Courage vs Hardihood - What's the difference?
| Related terms
Courage is a related term of hardihood.
As nouns the difference between courage and hardihood
is that courage
is courage while hardihood
is unyielding boldness and daring; firmness in doing something that exposes one to difficulty, danger, or calumnity; intrepidness.
The quality of a confident character not to be afraid or intimidated easily but without being incautious or inconsiderate.
- "A great part of courage is the courage of having done the thing before." —
The ability to do things which one finds frightening.
- It takes a lot of courage to be successful in business.
- "Courage is not the absence of fear. It is acting in spite of it." —
- He plucked up the courage to tell her how he felt.
* See also
(label) To encourage.
*:And wete yow wel sayd kynge Arthur vnto Vrres syster I shalle begynne to handle hym and serche vnto my power not presumyng vpon me that I am soo worthy to hele youre sone by my dedes / but I wille courage other men of worshyp to doo as I wylle doo
*(William Tyndale) (1494-1536)
*:Paul writeth unto Timothyto courage him.
Unyielding boldness and daring; firmness in doing something that exposes one to difficulty, danger, or calumnity; intrepidness.
* 1902 , Joseph Conrad, Heart of Darkness :
* 1971 , John Morris Dorsey, Psychology of Emotion :
- Their talk, however, was the talk of sordid buccaneers: it was reckless without hardihood , greedy without audacity, and cruel without courage; there was not an atom of foresight or of serious intention in the whole batch of them, and they did not seem aware these things are wanted for the work of the world.
Excessive boldness; foolish daring; offensive assurance.
- Once endured it is enjoyed as my owndom.
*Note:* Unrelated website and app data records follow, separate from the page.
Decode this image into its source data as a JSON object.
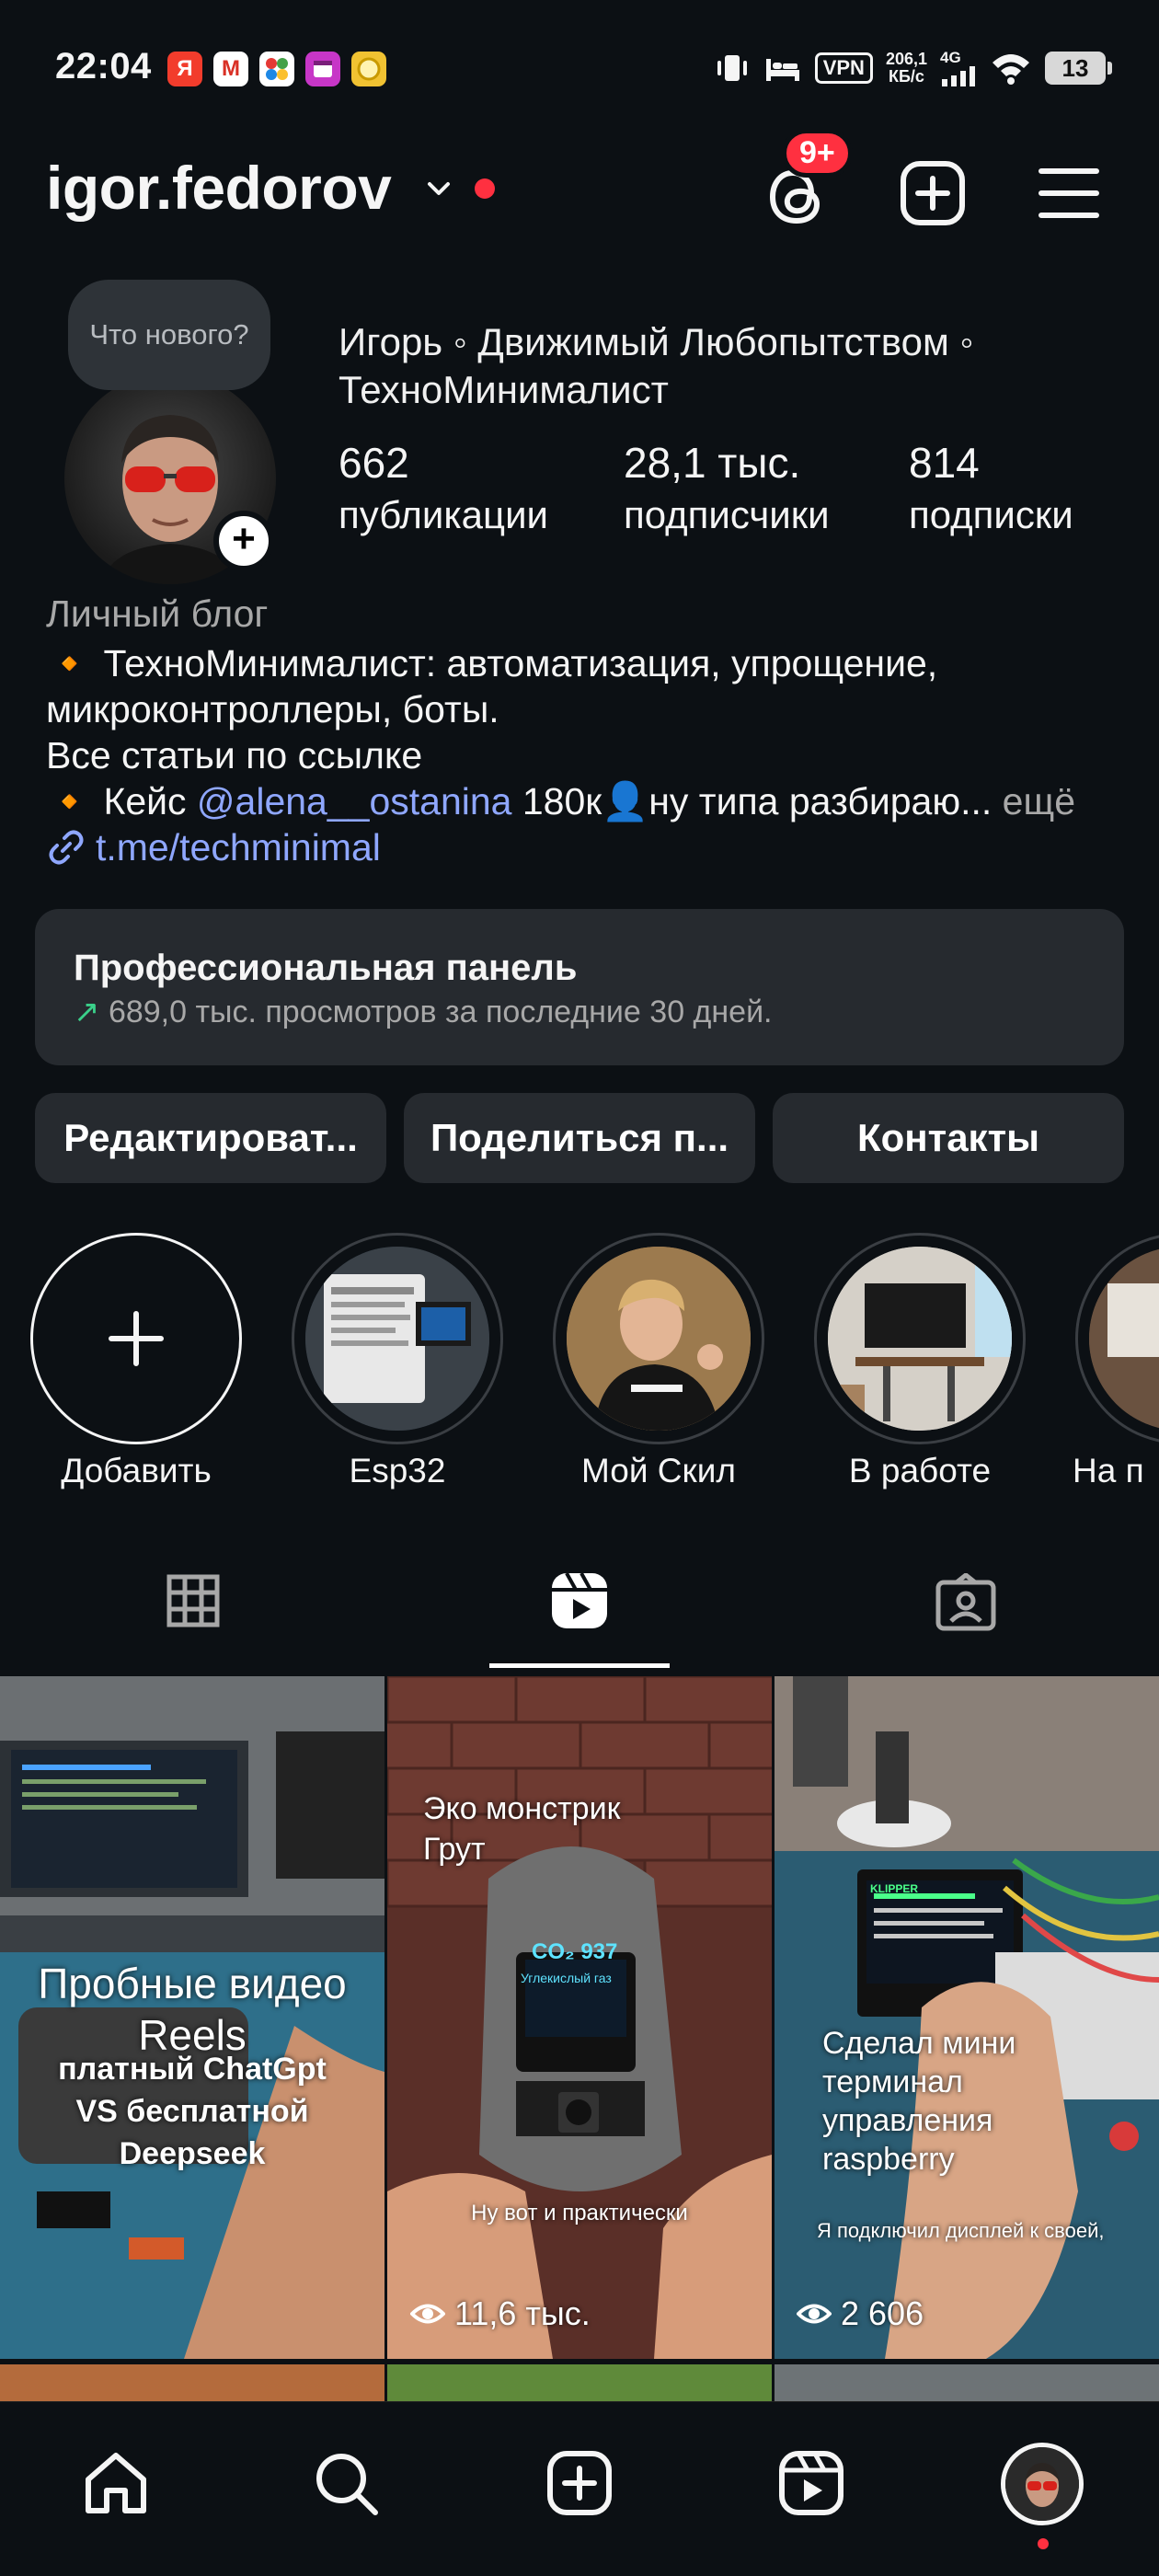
{
  "status_bar": {
    "time": "22:04",
    "apps": [
      {
        "name": "yandex-icon",
        "label": "Я",
        "color": "#f23c2c"
      },
      {
        "name": "gmail-icon",
        "label": "M",
        "color": "#ffffff"
      },
      {
        "name": "grid-app-icon",
        "label": "",
        "color": "#ffffff"
      },
      {
        "name": "calendar-app-icon",
        "label": "",
        "color": "#c736c7"
      },
      {
        "name": "coin-app-icon",
        "label": "",
        "color": "#f1c232"
      }
    ],
    "vpn": "VPN",
    "speed_value": "206,1",
    "speed_unit": "КБ/с",
    "network": "4G",
    "battery": "13"
  },
  "header": {
    "username": "igor.fedorov",
    "threads_badge": "9+"
  },
  "profile": {
    "note_bubble": "Что нового?",
    "display_name": "Игорь ◦ Движимый Любопытством ◦ ТехноМинималист",
    "stats": [
      {
        "value": "662",
        "label": "публикации"
      },
      {
        "value": "28,1 тыс.",
        "label": "подписчики"
      },
      {
        "value": "814",
        "label": "подписки"
      }
    ],
    "category": "Личный блог",
    "bio_line1": "🔸 ТехноМинималист: автоматизация, упрощение,",
    "bio_line2": "микроконтроллеры, боты.",
    "bio_line3": "Все статьи по ссылке",
    "bio_line4_prefix": "🔸 Кейс ",
    "bio_line4_mention": "@alena__ostanina",
    "bio_line4_suffix": " 180к👤ну типа разбираю...",
    "bio_more": " ещё",
    "link": "t.me/techminimal"
  },
  "pro_panel": {
    "title": "Профессиональная панель",
    "arrow": "↗",
    "subtitle": "689,0 тыс. просмотров за последние 30 дней."
  },
  "buttons": {
    "edit": "Редактироват...",
    "share": "Поделиться п...",
    "contacts": "Контакты"
  },
  "highlights": [
    {
      "label": "Добавить"
    },
    {
      "label": "Esp32"
    },
    {
      "label": "Мой Скил"
    },
    {
      "label": "В работе"
    },
    {
      "label": "На п"
    }
  ],
  "reels": [
    {
      "title": "Пробные видео Reels",
      "caption": "платный ChatGpt VS бесплатной Deepseek",
      "views": ""
    },
    {
      "title": "Эко монстрик Грут",
      "caption": "Ну вот и практически",
      "screen_text": "CO₂ 937",
      "screen_sub": "Углекислый газ",
      "views": "11,6 тыс."
    },
    {
      "title": "Сделал мини терминал управления raspberry",
      "caption": "Я подключил дисплей к своей,",
      "screen_text": "KLIPPER",
      "views": "2 606"
    }
  ]
}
Elsewhere I refer to this process of enduring hardship as the only possible source of hardihood .